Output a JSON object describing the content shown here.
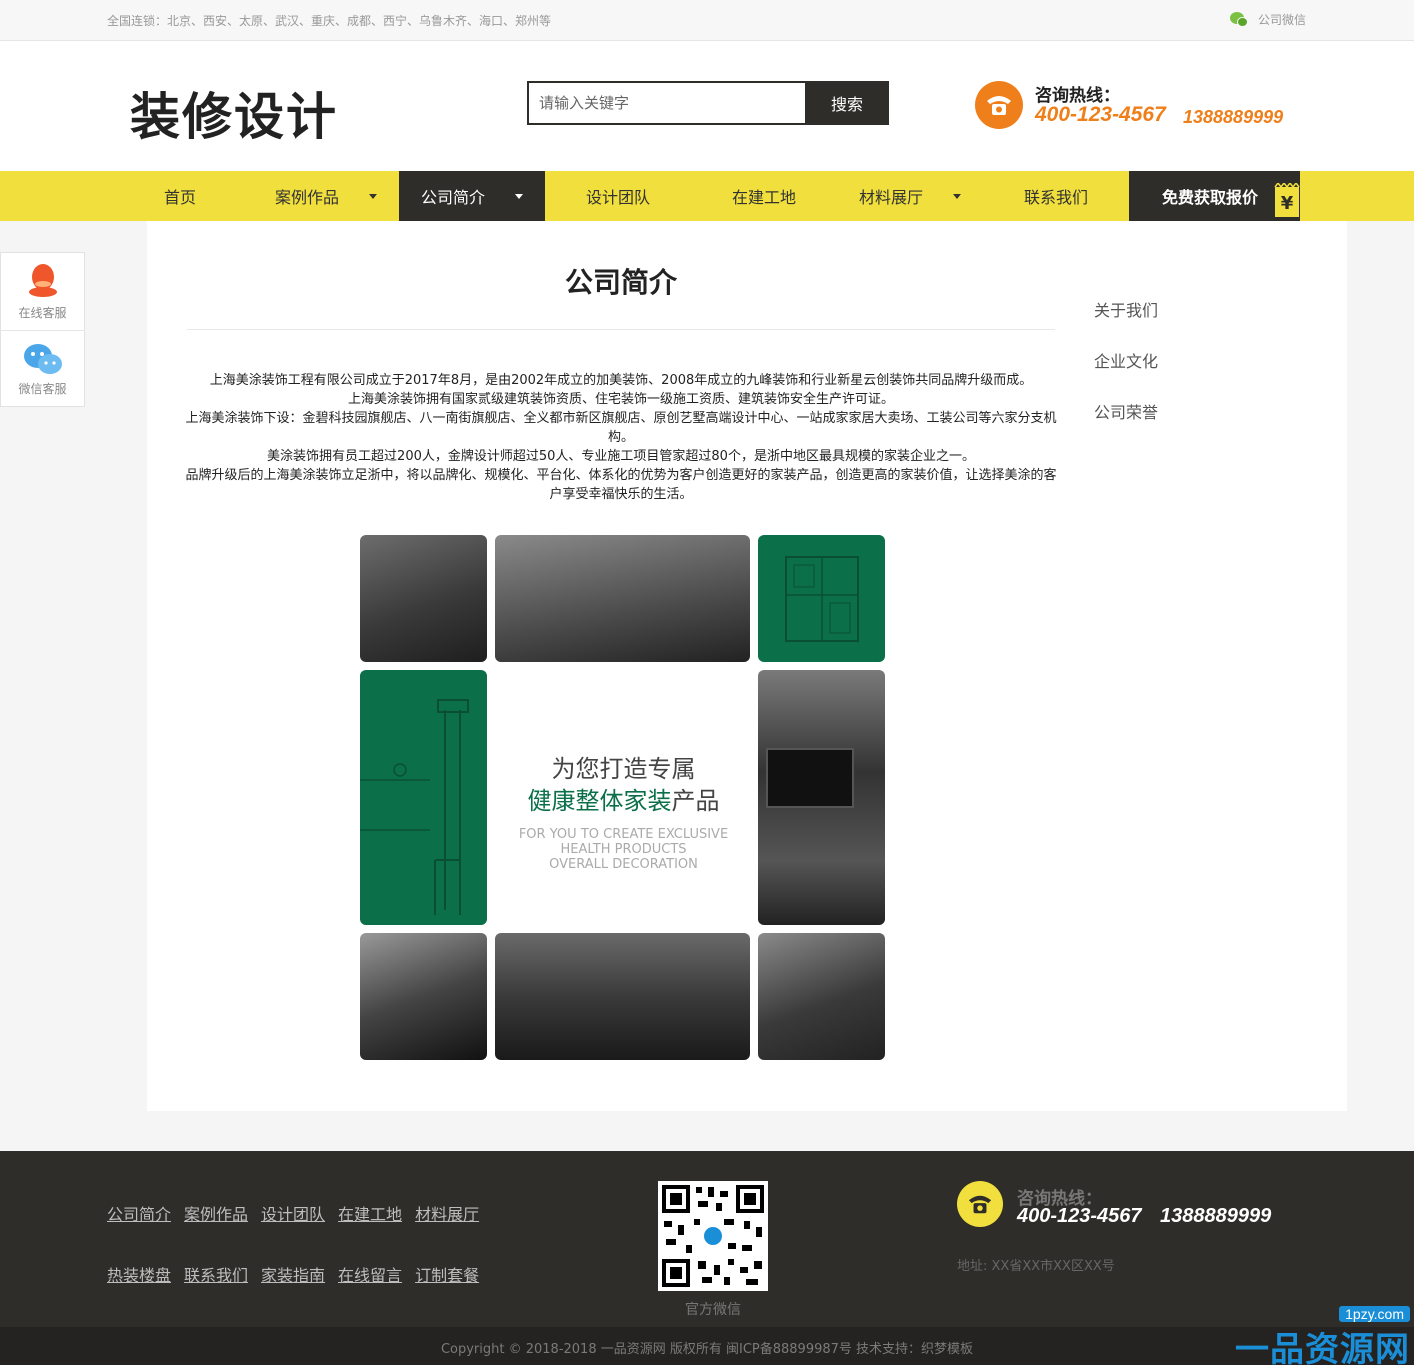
{
  "topbar": {
    "cities": "全国连锁：北京、西安、太原、武汉、重庆、成都、西宁、乌鲁木齐、海口、郑州等",
    "wechat_label": "公司微信"
  },
  "header": {
    "logo": "装修设计",
    "search_placeholder": "请输入关键字",
    "search_button": "搜索",
    "hotline_label": "咨询热线：",
    "hotline_main": "400-123-4567",
    "hotline_mobile": "1388889999"
  },
  "nav": {
    "items": [
      {
        "label": "首页"
      },
      {
        "label": "案例作品"
      },
      {
        "label": "公司简介"
      },
      {
        "label": "设计团队"
      },
      {
        "label": "在建工地"
      },
      {
        "label": "材料展厅"
      },
      {
        "label": "联系我们"
      }
    ],
    "quote_label": "免费获取报价",
    "quote_symbol": "¥"
  },
  "sidefloat": {
    "online_service": "在线客服",
    "wechat_service": "微信客服"
  },
  "main": {
    "title": "公司简介",
    "intro": [
      "上海美涂装饰工程有限公司成立于2017年8月，是由2002年成立的加美装饰、2008年成立的九峰装饰和行业新星云创装饰共同品牌升级而成。",
      "上海美涂装饰拥有国家贰级建筑装饰资质、住宅装饰一级施工资质、建筑装饰安全生产许可证。",
      "上海美涂装饰下设：金碧科技园旗舰店、八一南街旗舰店、全义都市新区旗舰店、原创艺墅高端设计中心、一站成家家居大卖场、工装公司等六家分支机构。",
      "美涂装饰拥有员工超过200人，金牌设计师超过50人、专业施工项目管家超过80个，是浙中地区最具规模的家装企业之一。",
      "品牌升级后的上海美涂装饰立足浙中，将以品牌化、规模化、平台化、体系化的优势为客户创造更好的家装产品，创造更高的家装价值，让选择美涂的客户享受幸福快乐的生活。"
    ],
    "collage": {
      "line1": "为您打造专属",
      "line2_green": "健康整体家装",
      "line2_dark": "产品",
      "en1": "FOR YOU TO CREATE EXCLUSIVE",
      "en2": "HEALTH PRODUCTS",
      "en3": "OVERALL DECORATION"
    },
    "sidemenu": [
      "关于我们",
      "企业文化",
      "公司荣誉"
    ]
  },
  "footer": {
    "links_row1": [
      "公司简介",
      "案例作品",
      "设计团队",
      "在建工地",
      "材料展厅"
    ],
    "links_row2": [
      "热装楼盘",
      "联系我们",
      "家装指南",
      "在线留言",
      "订制套餐"
    ],
    "qr_caption": "官方微信",
    "hotline_label": "咨询热线：",
    "hotline_main": "400-123-4567",
    "hotline_mobile": "1388889999",
    "address": "地址: XX省XX市XX区XX号",
    "copyright": "Copyright © 2018-2018 一品资源网 版权所有 闽ICP备88899987号    技术支持：织梦模板"
  },
  "watermark": {
    "domain": "1pzy.com",
    "brand": "一品资源网"
  },
  "colors": {
    "nav_yellow": "#f0df3c",
    "dark": "#2f2d2a",
    "orange": "#ef7f1a",
    "green": "#0b7049"
  }
}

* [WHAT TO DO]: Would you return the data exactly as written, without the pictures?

* [ANSWER FOR THE TASK]:
Output a JSON object describing the content shown here.
{
  "topbar": {
    "cities": "全国连锁：北京、西安、太原、武汉、重庆、成都、西宁、乌鲁木齐、海口、郑州等",
    "wechat_label": "公司微信"
  },
  "header": {
    "logo": "装修设计",
    "search_placeholder": "请输入关键字",
    "search_button": "搜索",
    "hotline_label": "咨询热线：",
    "hotline_main": "400-123-4567",
    "hotline_mobile": "1388889999"
  },
  "nav": {
    "items": [
      {
        "label": "首页"
      },
      {
        "label": "案例作品"
      },
      {
        "label": "公司简介"
      },
      {
        "label": "设计团队"
      },
      {
        "label": "在建工地"
      },
      {
        "label": "材料展厅"
      },
      {
        "label": "联系我们"
      }
    ],
    "quote_label": "免费获取报价",
    "quote_symbol": "¥"
  },
  "sidefloat": {
    "online_service": "在线客服",
    "wechat_service": "微信客服"
  },
  "main": {
    "title": "公司简介",
    "intro": [
      "上海美涂装饰工程有限公司成立于2017年8月，是由2002年成立的加美装饰、2008年成立的九峰装饰和行业新星云创装饰共同品牌升级而成。",
      "上海美涂装饰拥有国家贰级建筑装饰资质、住宅装饰一级施工资质、建筑装饰安全生产许可证。",
      "上海美涂装饰下设：金碧科技园旗舰店、八一南街旗舰店、全义都市新区旗舰店、原创艺墅高端设计中心、一站成家家居大卖场、工装公司等六家分支机构。",
      "美涂装饰拥有员工超过200人，金牌设计师超过50人、专业施工项目管家超过80个，是浙中地区最具规模的家装企业之一。",
      "品牌升级后的上海美涂装饰立足浙中，将以品牌化、规模化、平台化、体系化的优势为客户创造更好的家装产品，创造更高的家装价值，让选择美涂的客户享受幸福快乐的生活。"
    ],
    "collage": {
      "line1": "为您打造专属",
      "line2_green": "健康整体家装",
      "line2_dark": "产品",
      "en1": "FOR YOU TO CREATE EXCLUSIVE",
      "en2": "HEALTH PRODUCTS",
      "en3": "OVERALL DECORATION"
    },
    "sidemenu": [
      "关于我们",
      "企业文化",
      "公司荣誉"
    ]
  },
  "footer": {
    "links_row1": [
      "公司简介",
      "案例作品",
      "设计团队",
      "在建工地",
      "材料展厅"
    ],
    "links_row2": [
      "热装楼盘",
      "联系我们",
      "家装指南",
      "在线留言",
      "订制套餐"
    ],
    "qr_caption": "官方微信",
    "hotline_label": "咨询热线：",
    "hotline_main": "400-123-4567",
    "hotline_mobile": "1388889999",
    "address": "地址: XX省XX市XX区XX号",
    "copyright": "Copyright © 2018-2018 一品资源网 版权所有 闽ICP备88899987号    技术支持：织梦模板"
  },
  "watermark": {
    "domain": "1pzy.com",
    "brand": "一品资源网"
  },
  "colors": {
    "nav_yellow": "#f0df3c",
    "dark": "#2f2d2a",
    "orange": "#ef7f1a",
    "green": "#0b7049"
  }
}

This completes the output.